Chef’s Plate — Their chefs create meal kits using local ingredients that can be delivered to your home or office. Currently serving Eastern Ontario.
HelloFresh — Get different meal kits each week featuring recipes by celebrity chef and fresh food advocate Jamie Oliver. Available across the United States and in Southern, Eastern and Central Ontario.
Meal in a Jar — Everything you need for fresh, healthy meals, all in one simple jar. Currently serving Southern Ontario.
Munchery — Now delivering deliciously healthy meal kits in Arizona, California, Colorado, Idaho, Maryland, Nevada, New Jersey, New York, Oregon, Utah, Virginia, Washington and Washington D.C.
Purple Carrot — Got a hungry group of vegans, get recipes and ingredients delivered throughout the Northeast, Mid-Atlantic and West Coast areas of the United States.
If full meals aren't in the budget, thinking outside the vending machine with snacks can go a long way toward shaping a unique business culture.
Black Market Hummus — The world’s first Hummus-as-a-Service company. Delivering to businesses of all sizes in Waterloo, Ontario, Canada.
LoveWithFood — Natural, organic, gluten-free snacks delivered worldwide. With every purchase, the company also donates to a local food bank.
NatureBox — A successful retail brand branching out to deliver healthy, delicious snacks to offices and homes.
Snack Nation — Satisfy your office snack attacks with tasty selections delivered across the United States. Another company that gives back, they donate 10 meals to Feeding America for every box they ship.
When food isn't your only challenge...
Postmates — Need a meal from a restaurant that doesn't deliver, grab a few groceries or pick up a prescription? Postmates is your answer. Available in many major cities across the United States.
How Many Food Tech Startups Are There?
The food tech landscape is constantly evolving. However, when it comes to variety, no one’s going hungry. According to CB Insights and Fast Company, investors have poured more than $5 billion dollars into the food tech market in recent years. What's next in food tech? Only time will tell.
Step 3 — Don’t Be Afraid to Be Creative
In a conversation about providing meals in the workplace, Feast CMO Paul Cowan said, “What people always want with food is choice.” You also have the power of choice in deciding what types of food to offer your employees and how to implement the program. To further the point, the HR experts at Insperity proclaim, “You don’t need to have Wolfgang Puck on retainer to please your employees.”
Some of the smorgasbord of ideas you can try, include:
- Having meals prepared on-site, catered, delivered from local restaurants or a hybrid solution.
- Offering meals once or twice a week instead of every day.

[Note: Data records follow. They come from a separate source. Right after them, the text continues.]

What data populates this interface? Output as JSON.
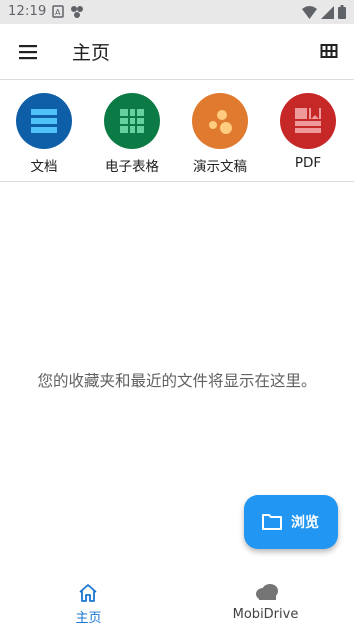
{
  "status_bar": {
    "time": "12:19",
    "left_icons": [
      "a-box-icon",
      "share-nodes-icon"
    ],
    "right_icons": [
      "wifi-icon",
      "signal-icon",
      "battery-icon"
    ]
  },
  "app_bar": {
    "title": "主页",
    "menu_icon": "hamburger-menu-icon",
    "view_icon": "grid-view-icon"
  },
  "create_items": [
    {
      "label": "文档",
      "icon": "document-icon",
      "color": "#0f5fa8"
    },
    {
      "label": "电子表格",
      "icon": "spreadsheet-icon",
      "color": "#0c7a45"
    },
    {
      "label": "演示文稿",
      "icon": "presentation-icon",
      "color": "#e07a2e"
    },
    {
      "label": "PDF",
      "icon": "pdf-icon",
      "color": "#c62828"
    }
  ],
  "empty_state": {
    "message": "您的收藏夹和最近的文件将显示在这里。"
  },
  "fab": {
    "label": "浏览",
    "icon": "folder-icon",
    "color": "#2196f3"
  },
  "bottom_nav": {
    "items": [
      {
        "label": "主页",
        "icon": "home-icon",
        "active": true,
        "color": "#1976d2"
      },
      {
        "label": "MobiDrive",
        "icon": "cloud-icon",
        "active": false,
        "color": "#757575"
      }
    ]
  }
}
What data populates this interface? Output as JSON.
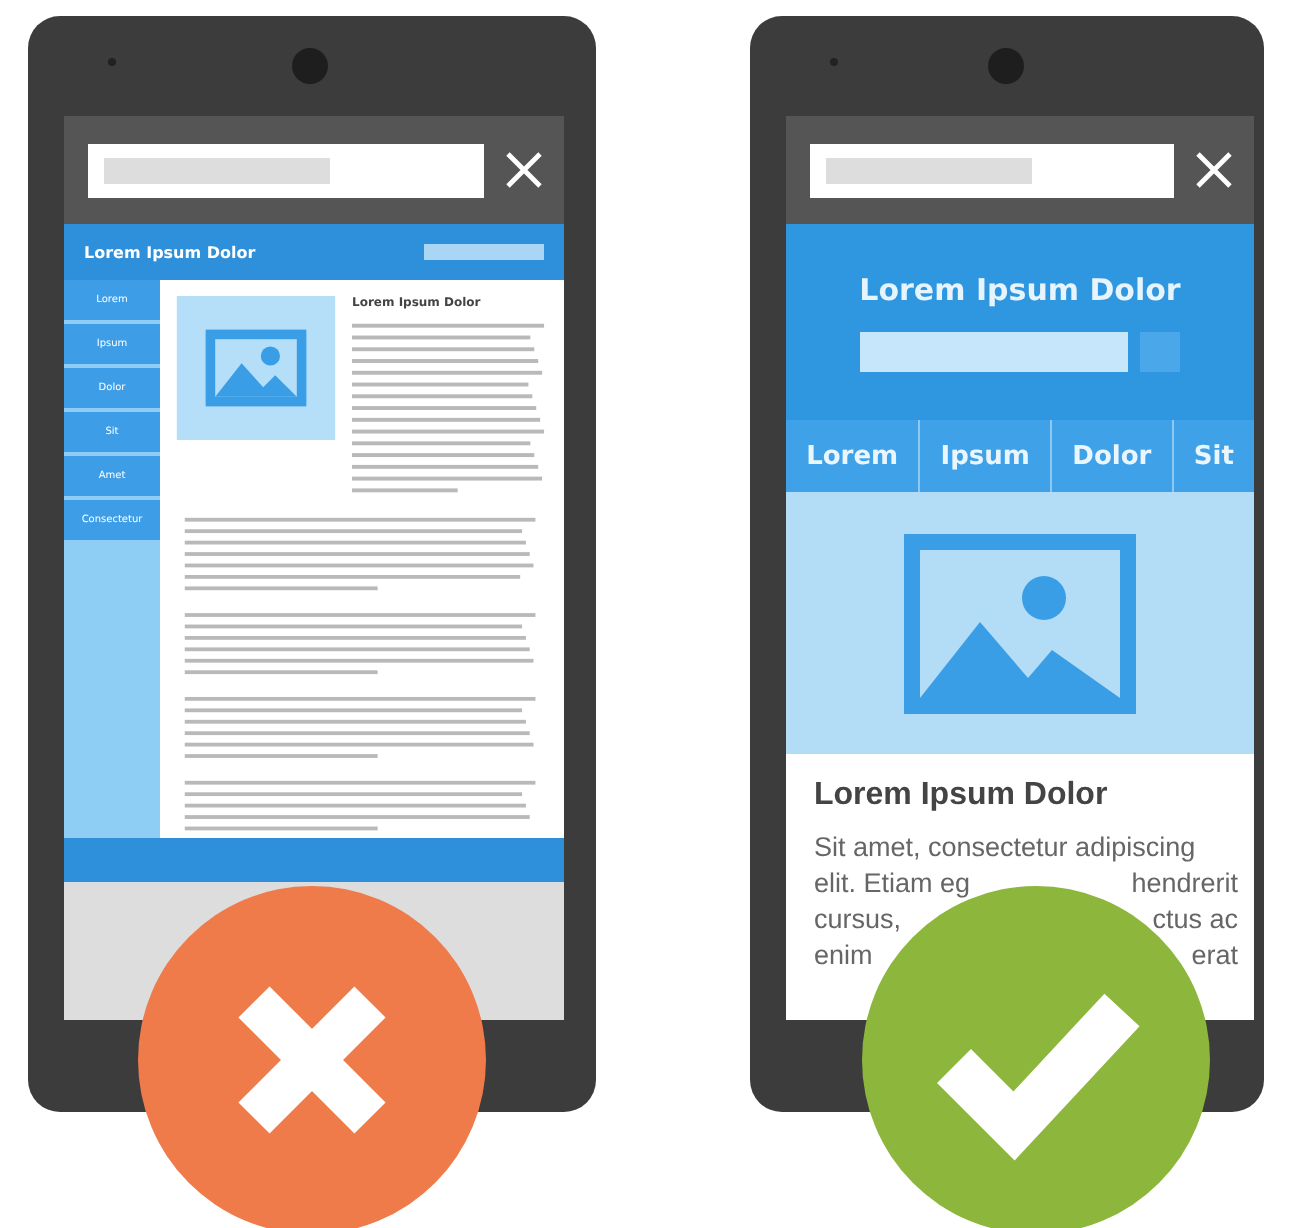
{
  "phones": [
    {
      "kind": "desktop",
      "header_title": "Lorem Ipsum Dolor",
      "nav": [
        "Lorem",
        "Ipsum",
        "Dolor",
        "Sit",
        "Amet",
        "Consectetur"
      ],
      "article_title": "Lorem Ipsum Dolor",
      "passed": false
    },
    {
      "kind": "mobile",
      "header_title": "Lorem Ipsum Dolor",
      "nav": [
        "Lorem",
        "Ipsum",
        "Dolor",
        "Sit"
      ],
      "article_title": "Lorem Ipsum Dolor",
      "paragraph_lines": [
        {
          "left": "Sit amet, consectetur adipiscing"
        },
        {
          "left": "elit. Etiam eg",
          "right": "hendrerit"
        },
        {
          "left": "cursus,",
          "right": "ctus ac"
        },
        {
          "left": "enim",
          "right": "erat"
        }
      ],
      "passed": true
    }
  ]
}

- Hosting monthly themed lunches.
- Encouraging audience participation with potlucks and bake-offs.
- Scheduling a food truck to stop by the office, spontaneously or on a regular basis.
- Picking up part of the tab through subsidies or per diems.
- If meals aren’t in the budget, try providing a range of snacks.
- Mixing and matching by having meals one week and a snack bar the next.
- Upgrading or refreshing your kitchen area and ensuring its stocked with goodies.
- Arranging food delivery to an employee’s home as a reward for hard work. (This can also be thoughtful if there’s a new edition to the family or, sadly, a loss.)
Offering free lunches or any sort of food staple is a way to attract talent, retain the workers you have and shape your company culture. In the same vein as ensuring that your paychecks are accurate and on time, it’s a simple thing you can do to set your business apart.
How has adding food as a perk affected your business? Please share your experiences and ideas in the comments below.
About the Author
Content guru and marketing co-conspirator at Wagepoint, Michelle is a professional writer with agency and corporate experience who is now diving into payroll. When away from the keyboard she spends time hiding chocolate from her children and attempting to escape for a morning run (to work off the chocolate).Follow on Google Plus Follow on Twitter More Content by Michelle Mire